• **Problem to work on**
Each line below must be written out exactly as shown.

=== Begin Enclosure ===

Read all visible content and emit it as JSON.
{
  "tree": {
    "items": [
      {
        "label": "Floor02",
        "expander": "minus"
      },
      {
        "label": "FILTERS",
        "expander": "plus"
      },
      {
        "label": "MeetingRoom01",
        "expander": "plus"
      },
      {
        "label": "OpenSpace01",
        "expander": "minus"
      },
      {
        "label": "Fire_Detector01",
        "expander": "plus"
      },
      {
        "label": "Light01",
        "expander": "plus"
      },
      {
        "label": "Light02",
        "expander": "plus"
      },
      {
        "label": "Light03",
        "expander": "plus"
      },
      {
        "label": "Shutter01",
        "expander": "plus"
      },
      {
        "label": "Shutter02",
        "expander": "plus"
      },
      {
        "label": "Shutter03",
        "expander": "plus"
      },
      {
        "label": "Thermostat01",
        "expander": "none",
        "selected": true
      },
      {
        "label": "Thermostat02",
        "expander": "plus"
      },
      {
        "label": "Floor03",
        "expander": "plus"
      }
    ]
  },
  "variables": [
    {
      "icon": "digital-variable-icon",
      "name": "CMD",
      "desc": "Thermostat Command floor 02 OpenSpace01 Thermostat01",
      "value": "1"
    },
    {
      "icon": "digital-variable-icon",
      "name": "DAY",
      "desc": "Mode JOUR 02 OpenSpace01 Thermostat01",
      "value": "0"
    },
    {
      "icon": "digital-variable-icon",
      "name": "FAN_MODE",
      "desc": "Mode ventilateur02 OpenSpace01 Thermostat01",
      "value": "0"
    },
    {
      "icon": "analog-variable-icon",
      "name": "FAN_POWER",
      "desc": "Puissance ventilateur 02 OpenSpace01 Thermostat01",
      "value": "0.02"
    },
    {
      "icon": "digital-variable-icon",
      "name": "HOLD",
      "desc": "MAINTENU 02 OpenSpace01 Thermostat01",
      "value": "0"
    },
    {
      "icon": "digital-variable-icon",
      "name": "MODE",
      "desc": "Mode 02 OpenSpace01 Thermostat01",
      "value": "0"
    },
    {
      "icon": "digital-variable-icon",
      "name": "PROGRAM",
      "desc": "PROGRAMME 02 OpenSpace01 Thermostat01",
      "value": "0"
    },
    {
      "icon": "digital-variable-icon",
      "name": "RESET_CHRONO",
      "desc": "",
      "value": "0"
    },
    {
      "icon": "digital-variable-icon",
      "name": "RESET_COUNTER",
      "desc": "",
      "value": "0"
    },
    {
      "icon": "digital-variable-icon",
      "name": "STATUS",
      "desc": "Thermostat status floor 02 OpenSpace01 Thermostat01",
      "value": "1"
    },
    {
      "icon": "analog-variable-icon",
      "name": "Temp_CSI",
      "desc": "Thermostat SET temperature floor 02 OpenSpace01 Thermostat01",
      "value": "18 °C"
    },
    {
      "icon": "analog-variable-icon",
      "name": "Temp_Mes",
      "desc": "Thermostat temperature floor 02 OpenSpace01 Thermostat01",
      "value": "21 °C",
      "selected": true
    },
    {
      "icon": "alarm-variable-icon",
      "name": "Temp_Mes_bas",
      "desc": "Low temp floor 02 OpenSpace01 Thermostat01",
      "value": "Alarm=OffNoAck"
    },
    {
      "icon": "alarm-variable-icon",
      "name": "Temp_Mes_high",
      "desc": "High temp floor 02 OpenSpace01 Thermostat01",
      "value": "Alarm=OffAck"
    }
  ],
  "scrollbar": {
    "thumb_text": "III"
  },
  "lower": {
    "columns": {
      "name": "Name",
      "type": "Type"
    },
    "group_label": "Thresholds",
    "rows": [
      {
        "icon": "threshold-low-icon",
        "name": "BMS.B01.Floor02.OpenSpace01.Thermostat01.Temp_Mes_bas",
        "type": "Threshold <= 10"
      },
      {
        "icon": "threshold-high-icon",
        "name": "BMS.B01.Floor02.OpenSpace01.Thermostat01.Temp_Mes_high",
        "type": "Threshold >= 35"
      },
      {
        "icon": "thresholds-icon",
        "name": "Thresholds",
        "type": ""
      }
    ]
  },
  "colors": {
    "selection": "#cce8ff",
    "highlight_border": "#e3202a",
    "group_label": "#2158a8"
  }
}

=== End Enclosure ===

• **Exercise result**
Read all visible content and emit it as JSON.
{
  "tree": {
    "items": [
      {
        "label": "Floor02",
        "expander": "minus"
      },
      {
        "label": "FILTERS",
        "expander": "plus"
      },
      {
        "label": "MeetingRoom01",
        "expander": "plus"
      },
      {
        "label": "OpenSpace01",
        "expander": "minus"
      },
      {
        "label": "Fire_Detector01",
        "expander": "plus"
      },
      {
        "label": "Light01",
        "expander": "plus"
      },
      {
        "label": "Light02",
        "expander": "plus"
      },
      {
        "label": "Light03",
        "expander": "plus"
      },
      {
        "label": "Shutter01",
        "expander": "plus"
      },
      {
        "label": "Shutter02",
        "expander": "plus"
      },
      {
        "label": "Shutter03",
        "expander": "plus"
      },
      {
        "label": "Thermostat01",
        "expander": "none",
        "selected": true
      },
      {
        "label": "Thermostat02",
        "expander": "plus"
      },
      {
        "label": "Floor03",
        "expander": "plus"
      }
    ]
  },
  "variables": [
    {
      "icon": "digital-variable-icon",
      "name": "CMD",
      "desc": "Thermostat Command floor 02 OpenSpace01 Thermostat01",
      "value": "1"
    },
    {
      "icon": "digital-variable-icon",
      "name": "DAY",
      "desc": "Mode JOUR 02 OpenSpace01 Thermostat01",
      "value": "0"
    },
    {
      "icon": "digital-variable-icon",
      "name": "FAN_MODE",
      "desc": "Mode ventilateur02 OpenSpace01 Thermostat01",
      "value": "0"
    },
    {
      "icon": "analog-variable-icon",
      "name": "FAN_POWER",
      "desc": "Puissance ventilateur 02 OpenSpace01 Thermostat01",
      "value": "0.02"
    },
    {
      "icon": "digital-variable-icon",
      "name": "HOLD",
      "desc": "MAINTENU 02 OpenSpace01 Thermostat01",
      "value": "0"
    },
    {
      "icon": "digital-variable-icon",
      "name": "MODE",
      "desc": "Mode 02 OpenSpace01 Thermostat01",
      "value": "0"
    },
    {
      "icon": "digital-variable-icon",
      "name": "PROGRAM",
      "desc": "PROGRAMME 02 OpenSpace01 Thermostat01",
      "value": "0"
    },
    {
      "icon": "digital-variable-icon",
      "name": "RESET_CHRONO",
      "desc": "",
      "value": "0"
    },
    {
      "icon": "digital-variable-icon",
      "name": "RESET_COUNTER",
      "desc": "",
      "value": "0"
    },
    {
      "icon": "digital-variable-icon",
      "name": "STATUS",
      "desc": "Thermostat status floor 02 OpenSpace01 Thermostat01",
      "value": "1"
    },
    {
      "icon": "analog-variable-icon",
      "name": "Temp_CSI",
      "desc": "Thermostat SET temperature floor 02 OpenSpace01 Thermostat01",
      "value": "18 °C"
    },
    {
      "icon": "analog-variable-icon",
      "name": "Temp_Mes",
      "desc": "Thermostat temperature floor 02 OpenSpace01 Thermostat01",
      "value": "21 °C",
      "selected": true
    },
    {
      "icon": "alarm-variable-icon",
      "name": "Temp_Mes_bas",
      "desc": "Low temp floor 02 OpenSpace01 Thermostat01",
      "value": "Alarm=OffNoAck"
    },
    {
      "icon": "alarm-variable-icon",
      "name": "Temp_Mes_high",
      "desc": "High temp floor 02 OpenSpace01 Thermostat01",
      "value": "Alarm=OffAck"
    }
  ],
  "scrollbar": {
    "thumb_text": "III"
  },
  "lower": {
    "columns": {
      "name": "Name",
      "type": "Type"
    },
    "group_label": "Thresholds",
    "rows": [
      {
        "icon": "threshold-low-icon",
        "name": "BMS.B01.Floor02.OpenSpace01.Thermostat01.Temp_Mes_bas",
        "type": "Threshold <= 10"
      },
      {
        "icon": "threshold-high-icon",
        "name": "BMS.B01.Floor02.OpenSpace01.Thermostat01.Temp_Mes_high",
        "type": "Threshold >= 35"
      },
      {
        "icon": "thresholds-icon",
        "name": "Thresholds",
        "type": ""
      }
    ]
  },
  "colors": {
    "selection": "#cce8ff",
    "highlight_border": "#e3202a",
    "group_label": "#2158a8"
  }
}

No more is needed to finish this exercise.